■ Exercise details
Repeat the listing verbatim. Drop any pictures.

■ Input
----------

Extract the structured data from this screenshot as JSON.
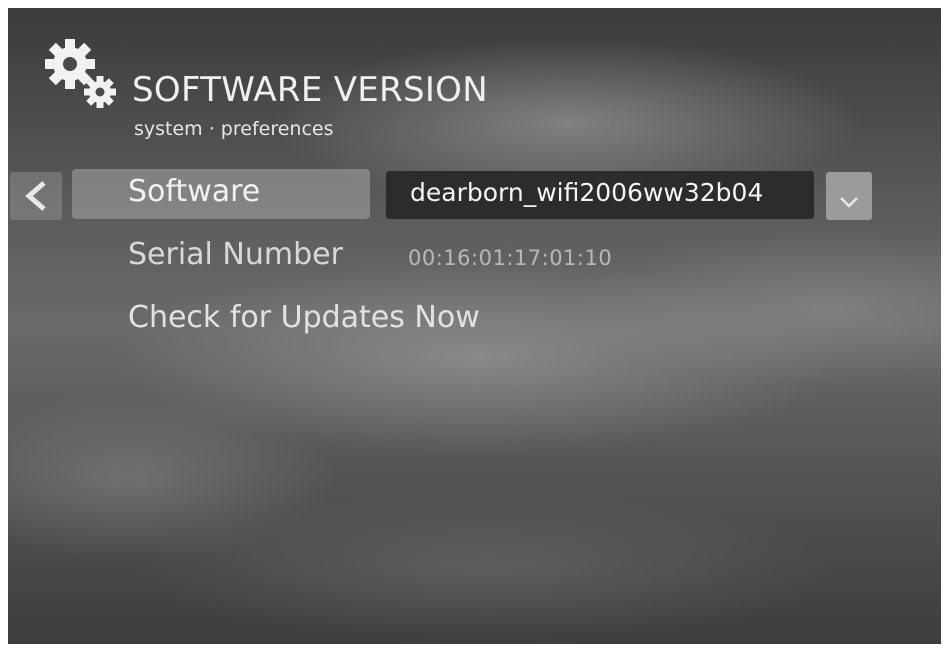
{
  "header": {
    "title": "SOFTWARE VERSION",
    "subtitle": "system · preferences",
    "icon": "gears-icon"
  },
  "settings": {
    "software": {
      "label": "Software",
      "value": "dearborn_wifi2006ww32b04"
    },
    "serial": {
      "label": "Serial Number",
      "value": "00:16:01:17:01:10"
    },
    "updates": {
      "label": "Check for Updates Now"
    }
  },
  "icons": {
    "back": "chevron-left-icon",
    "dropdown": "chevron-down-icon"
  },
  "colors": {
    "selected_row": "#a5a5a5",
    "value_box": "#2c2c2c",
    "text": "#f2f2f2",
    "muted_text": "#b8b8b8"
  }
}
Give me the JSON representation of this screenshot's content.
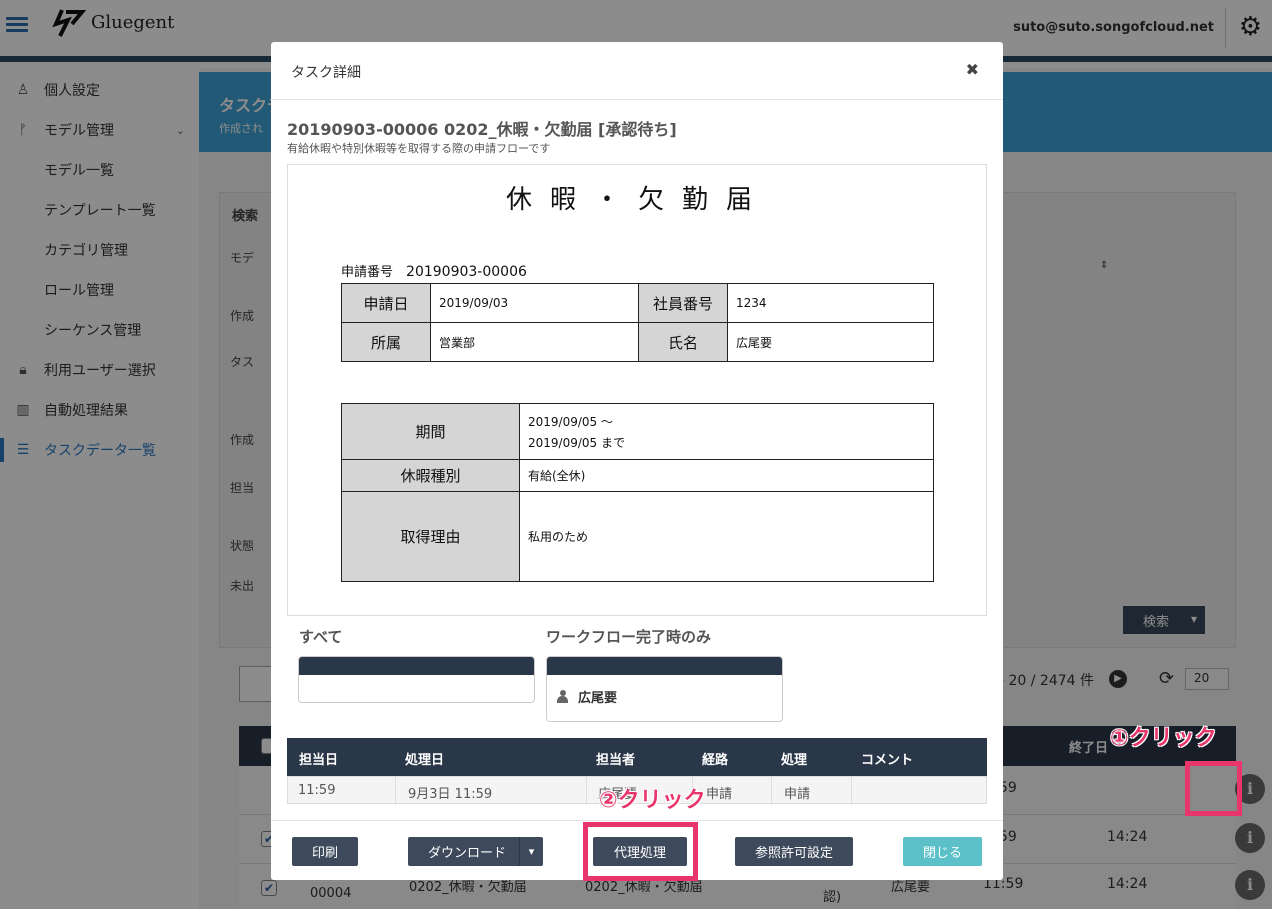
{
  "header": {
    "logo": "Gluegent",
    "user": "suto@suto.songofcloud.net"
  },
  "sidebar": {
    "items": [
      {
        "label": "個人設定",
        "icon": "person-icon"
      },
      {
        "label": "モデル管理",
        "icon": "branch-icon"
      },
      {
        "label": "モデル一覧"
      },
      {
        "label": "テンプレート一覧"
      },
      {
        "label": "カテゴリ管理"
      },
      {
        "label": "ロール管理"
      },
      {
        "label": "シーケンス管理"
      },
      {
        "label": "利用ユーザー選択",
        "icon": "lock-icon"
      },
      {
        "label": "自動処理結果",
        "icon": "bar-chart-icon"
      },
      {
        "label": "タスクデータ一覧",
        "icon": "list-icon"
      }
    ]
  },
  "page": {
    "banner_title": "タスクデ",
    "banner_sub": "作成され",
    "search_title": "検索",
    "filter_labels": [
      "モデ",
      "作成",
      "タス",
      "作成",
      "担当",
      "状態",
      "未出"
    ],
    "search_button": "検索",
    "pager": "- 20 / 2474 件",
    "page_size": "20",
    "end_col": "終了日",
    "rows": [
      {
        "time1": "59",
        "time2": ""
      },
      {
        "time1": "59",
        "time2": "14:24"
      },
      {
        "id": "00004",
        "model": "0202_休暇・欠勤届",
        "template": "0202_休暇・欠勤届",
        "note": "認)",
        "person": "広尾要",
        "time1": "11:59",
        "time2": "14:24"
      }
    ]
  },
  "modal": {
    "title": "タスク詳細",
    "task_title": "20190903-00006 0202_休暇・欠勤届 [承認待ち]",
    "task_sub": "有給休暇や特別休暇等を取得する際の申請フローです",
    "form": {
      "title": "休暇・欠勤届",
      "number_label": "申請番号",
      "number": "20190903-00006",
      "apply_date_label": "申請日",
      "apply_date": "2019/09/03",
      "emp_no_label": "社員番号",
      "emp_no": "1234",
      "dept_label": "所属",
      "dept": "営業部",
      "name_label": "氏名",
      "name": "広尾要",
      "period_label": "期間",
      "period_from": "2019/09/05 〜",
      "period_to": "2019/09/05 まで",
      "leave_type_label": "休暇種別",
      "leave_type": "有給(全休)",
      "reason_label": "取得理由",
      "reason": "私用のため"
    },
    "notify_all": "すべて",
    "notify_complete": "ワークフロー完了時のみ",
    "notify_person": "広尾要",
    "history": {
      "headers": [
        "担当日",
        "処理日",
        "担当者",
        "経路",
        "処理",
        "コメント"
      ],
      "row": [
        "11:59",
        "9月3日 11:59",
        "広尾要",
        "申請",
        "申請",
        ""
      ]
    },
    "buttons": {
      "print": "印刷",
      "download": "ダウンロード",
      "proxy": "代理処理",
      "access": "参照許可設定",
      "close": "閉じる"
    }
  },
  "annotations": {
    "step1": "①クリック",
    "step2": "②クリック"
  }
}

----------

■ Solution
Extract the structured data from this screenshot as JSON.
{
  "header": {
    "title": "SOFTWARE VERSION",
    "subtitle": "system · preferences",
    "icon": "gears-icon"
  },
  "settings": {
    "software": {
      "label": "Software",
      "value": "dearborn_wifi2006ww32b04"
    },
    "serial": {
      "label": "Serial Number",
      "value": "00:16:01:17:01:10"
    },
    "updates": {
      "label": "Check for Updates Now"
    }
  },
  "icons": {
    "back": "chevron-left-icon",
    "dropdown": "chevron-down-icon"
  },
  "colors": {
    "selected_row": "#a5a5a5",
    "value_box": "#2c2c2c",
    "text": "#f2f2f2",
    "muted_text": "#b8b8b8"
  }
}
Give me the JSON representation of this screenshot's content.
{
  "header": {
    "logo": "Gluegent",
    "user": "suto@suto.songofcloud.net"
  },
  "sidebar": {
    "items": [
      {
        "label": "個人設定",
        "icon": "person-icon"
      },
      {
        "label": "モデル管理",
        "icon": "branch-icon"
      },
      {
        "label": "モデル一覧"
      },
      {
        "label": "テンプレート一覧"
      },
      {
        "label": "カテゴリ管理"
      },
      {
        "label": "ロール管理"
      },
      {
        "label": "シーケンス管理"
      },
      {
        "label": "利用ユーザー選択",
        "icon": "lock-icon"
      },
      {
        "label": "自動処理結果",
        "icon": "bar-chart-icon"
      },
      {
        "label": "タスクデータ一覧",
        "icon": "list-icon"
      }
    ]
  },
  "page": {
    "banner_title": "タスクデ",
    "banner_sub": "作成され",
    "search_title": "検索",
    "filter_labels": [
      "モデ",
      "作成",
      "タス",
      "作成",
      "担当",
      "状態",
      "未出"
    ],
    "search_button": "検索",
    "pager": "- 20 / 2474 件",
    "page_size": "20",
    "end_col": "終了日",
    "rows": [
      {
        "time1": "59",
        "time2": ""
      },
      {
        "time1": "59",
        "time2": "14:24"
      },
      {
        "id": "00004",
        "model": "0202_休暇・欠勤届",
        "template": "0202_休暇・欠勤届",
        "note": "認)",
        "person": "広尾要",
        "time1": "11:59",
        "time2": "14:24"
      }
    ]
  },
  "modal": {
    "title": "タスク詳細",
    "task_title": "20190903-00006 0202_休暇・欠勤届 [承認待ち]",
    "task_sub": "有給休暇や特別休暇等を取得する際の申請フローです",
    "form": {
      "title": "休暇・欠勤届",
      "number_label": "申請番号",
      "number": "20190903-00006",
      "apply_date_label": "申請日",
      "apply_date": "2019/09/03",
      "emp_no_label": "社員番号",
      "emp_no": "1234",
      "dept_label": "所属",
      "dept": "営業部",
      "name_label": "氏名",
      "name": "広尾要",
      "period_label": "期間",
      "period_from": "2019/09/05 〜",
      "period_to": "2019/09/05 まで",
      "leave_type_label": "休暇種別",
      "leave_type": "有給(全休)",
      "reason_label": "取得理由",
      "reason": "私用のため"
    },
    "notify_all": "すべて",
    "notify_complete": "ワークフロー完了時のみ",
    "notify_person": "広尾要",
    "history": {
      "headers": [
        "担当日",
        "処理日",
        "担当者",
        "経路",
        "処理",
        "コメント"
      ],
      "row": [
        "11:59",
        "9月3日 11:59",
        "広尾要",
        "申請",
        "申請",
        ""
      ]
    },
    "buttons": {
      "print": "印刷",
      "download": "ダウンロード",
      "proxy": "代理処理",
      "access": "参照許可設定",
      "close": "閉じる"
    }
  },
  "annotations": {
    "step1": "①クリック",
    "step2": "②クリック"
  }
}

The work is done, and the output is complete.